THE DATA START

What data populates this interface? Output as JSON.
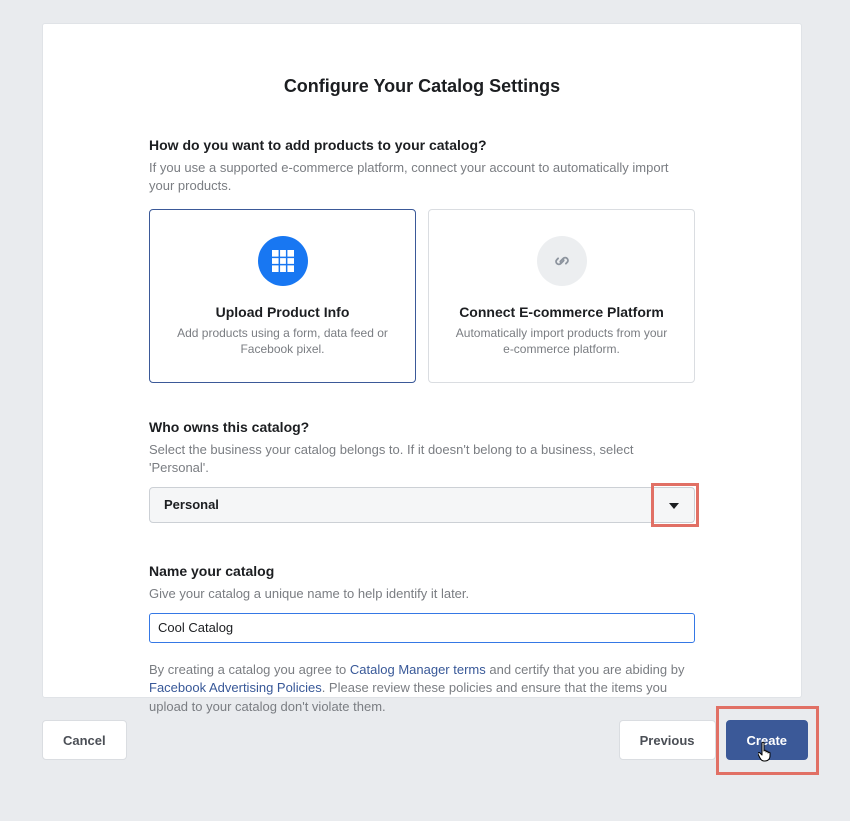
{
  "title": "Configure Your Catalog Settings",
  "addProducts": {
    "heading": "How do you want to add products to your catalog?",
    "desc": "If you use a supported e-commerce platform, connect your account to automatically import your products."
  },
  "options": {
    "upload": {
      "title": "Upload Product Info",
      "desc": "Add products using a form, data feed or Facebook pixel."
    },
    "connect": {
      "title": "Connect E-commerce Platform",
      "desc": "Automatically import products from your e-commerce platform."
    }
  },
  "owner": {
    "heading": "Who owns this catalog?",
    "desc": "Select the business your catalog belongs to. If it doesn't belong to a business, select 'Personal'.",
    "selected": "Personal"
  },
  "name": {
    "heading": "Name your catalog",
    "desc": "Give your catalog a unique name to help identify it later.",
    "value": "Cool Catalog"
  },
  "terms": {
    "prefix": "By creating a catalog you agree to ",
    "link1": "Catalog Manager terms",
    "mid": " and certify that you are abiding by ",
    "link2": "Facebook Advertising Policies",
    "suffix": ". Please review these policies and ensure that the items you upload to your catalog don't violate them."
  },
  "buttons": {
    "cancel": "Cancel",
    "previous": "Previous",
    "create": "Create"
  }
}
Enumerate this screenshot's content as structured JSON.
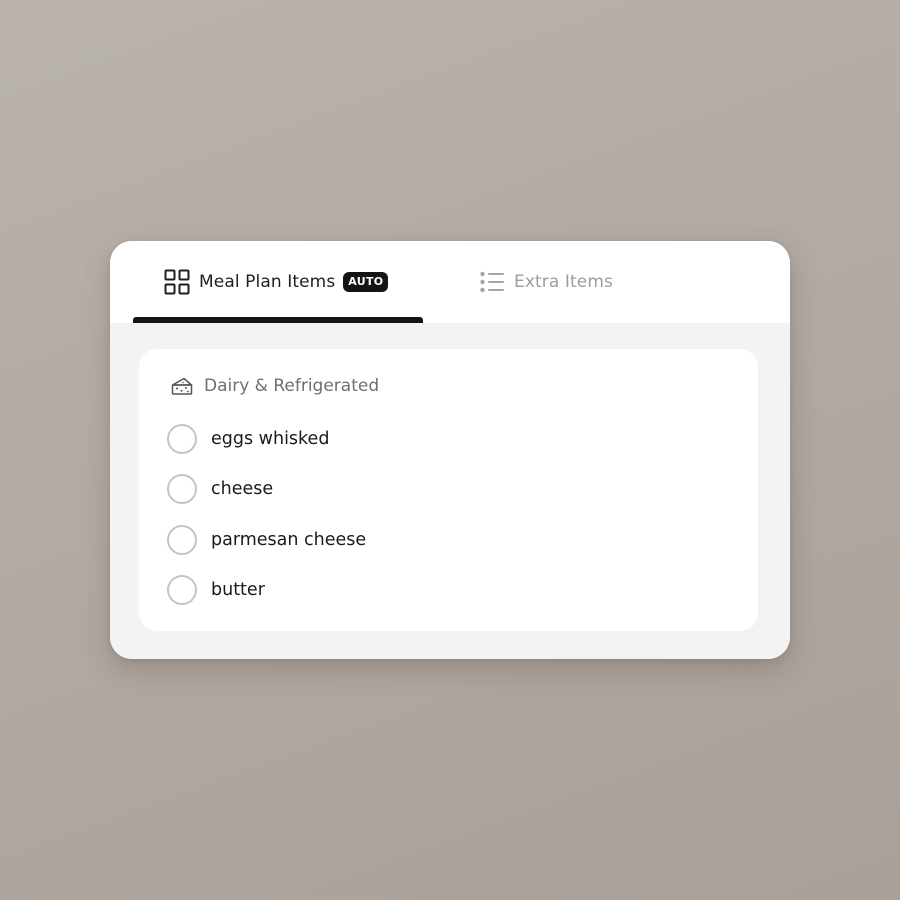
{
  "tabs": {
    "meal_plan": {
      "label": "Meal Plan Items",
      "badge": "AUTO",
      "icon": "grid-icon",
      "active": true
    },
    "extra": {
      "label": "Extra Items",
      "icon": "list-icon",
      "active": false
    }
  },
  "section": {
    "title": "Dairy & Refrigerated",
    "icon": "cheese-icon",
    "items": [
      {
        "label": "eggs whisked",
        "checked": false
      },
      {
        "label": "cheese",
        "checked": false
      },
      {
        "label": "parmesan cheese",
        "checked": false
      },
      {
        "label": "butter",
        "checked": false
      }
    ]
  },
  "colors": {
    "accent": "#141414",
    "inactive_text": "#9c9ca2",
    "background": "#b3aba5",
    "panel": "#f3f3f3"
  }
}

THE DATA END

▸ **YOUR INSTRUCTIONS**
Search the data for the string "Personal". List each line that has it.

▸ **SOLUTION TO THE PROBLEM**
    "desc": "Select the business your catalog belongs to. If it doesn't belong to a business, select 'Personal'.",
    "selected": "Personal"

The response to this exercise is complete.